Is it a tough play for the audience?
It is a very moving show and I suspect it will put people out of their comfort zones at times, and while I don’t particularly enjoy making people feel uncomfortable, I think it is worth it for this thought provoking production.

There are moments of comedy – is it difficult switching, and finding humour in the situation?
It’s not difficult to find the humour in this sort of situation, I’ve always been a fan of a dark comedy

How are you getting on with the American accent?  I remember you doing one very successfully in “Over the river” a few years ago – so it shouldn’t be a new challenge?
The accent is a little more generic than the last show, which makes things easier, I do try to give each character I portray individual qualities which usually includes some sort of accent or speech characterisation, so business as usual really.
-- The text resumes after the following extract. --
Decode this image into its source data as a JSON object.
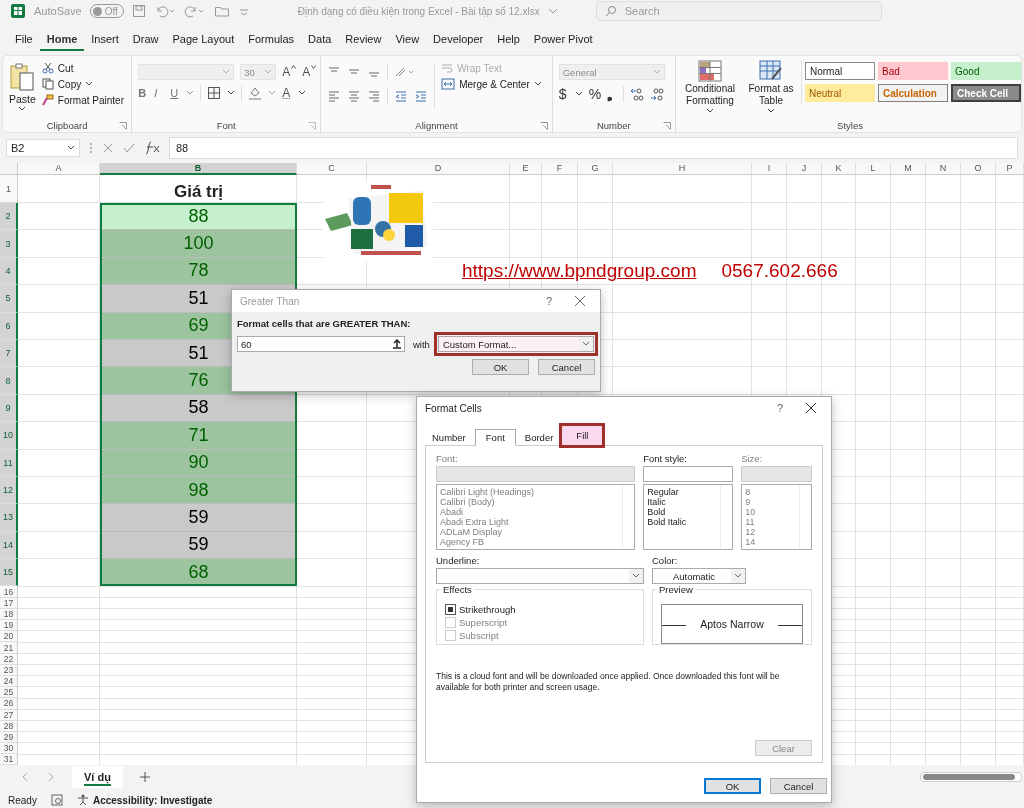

The play’s first production was 25 years ago and it’s about things that happened 30 years ago – how is it relevant today?
The play is definitely relevant today, it’s an example of how people should put their differences aside and overcome whatever problems they face together.

Why should people come and see it?
People should come to this if the want to be moved by a story of friendship flourishing in extremely difficult circumstances

What part would you like to play next?
The next part I’d like to play, apart from Baby in Mojo which is what I’m currently working on, is the iconic Stanley Kowalski.

Director’s Perspective

Twenty years ago I watched a brilliant performance of ‘Someone Who’ll Watch Over Me’, by the Company of Ten (St Albans) – promptly fell in love with this masterpiece of a play, and have always hoped to direct it one day. Well, twenty years later, here we are!

Frank McGuinness’ piece is hugely demanding of its cast, requiring not only wide-ranging acting skills, but physical stamina as well; ‘on stage’ throughout the action, each character is ‘on’ the whole time.

It has been richly rewarding to work with three highly committed actors, seeing them tease out the depths or their individual protagonists, and building the storyline of their incarceration; set in Beirut some twenty five years ago, their plight is just as relevant today.

The hostages experience wild mood swings – sometimes supportive of one another, then full of anger and fight – but unable to touch, chained as they are; reversions to childhood – some happy, some not – even centuries-old national hatred surfaces – inevitably it all comes back to their frustration and fear of not knowing whether they will be released – or even will they live or die?

Please come along and find out. Join us at the Henderson Hall from 29th March to 1st April – this is a play that you won’t forget – yes, there are tears – but plenty of laughs as well.

Sylvia Pool

Summer Production

Abbots Langley Players’ July play is “Summer End” by Eric Chappell, a sort of murder mystery set in an old people’s home. The cast comprises four women and one man: two elderly ladies aged at least 70 +, one of when is feisty and forthright (a.k.a awkward and rude) while the other is much more “traditional old lady” but by no means slow. There is a sharply-spoken manageress of the care home, and a somewhat hostile care assistant, and the man, a little bad-tempered, is the son of one of the elderly ladies.

There will be a reading of this on Thursday 19th January at 8 pm in the Abbots Barn, with auditions the following week, Tuesday and Thursday 24th and 26th January. Anyone is welcome to come to the reading and to audition. If you’re interested but not sure where the Barn is, please contact the director, Jean James, .

Performances will be on 5th to 8th July 2017.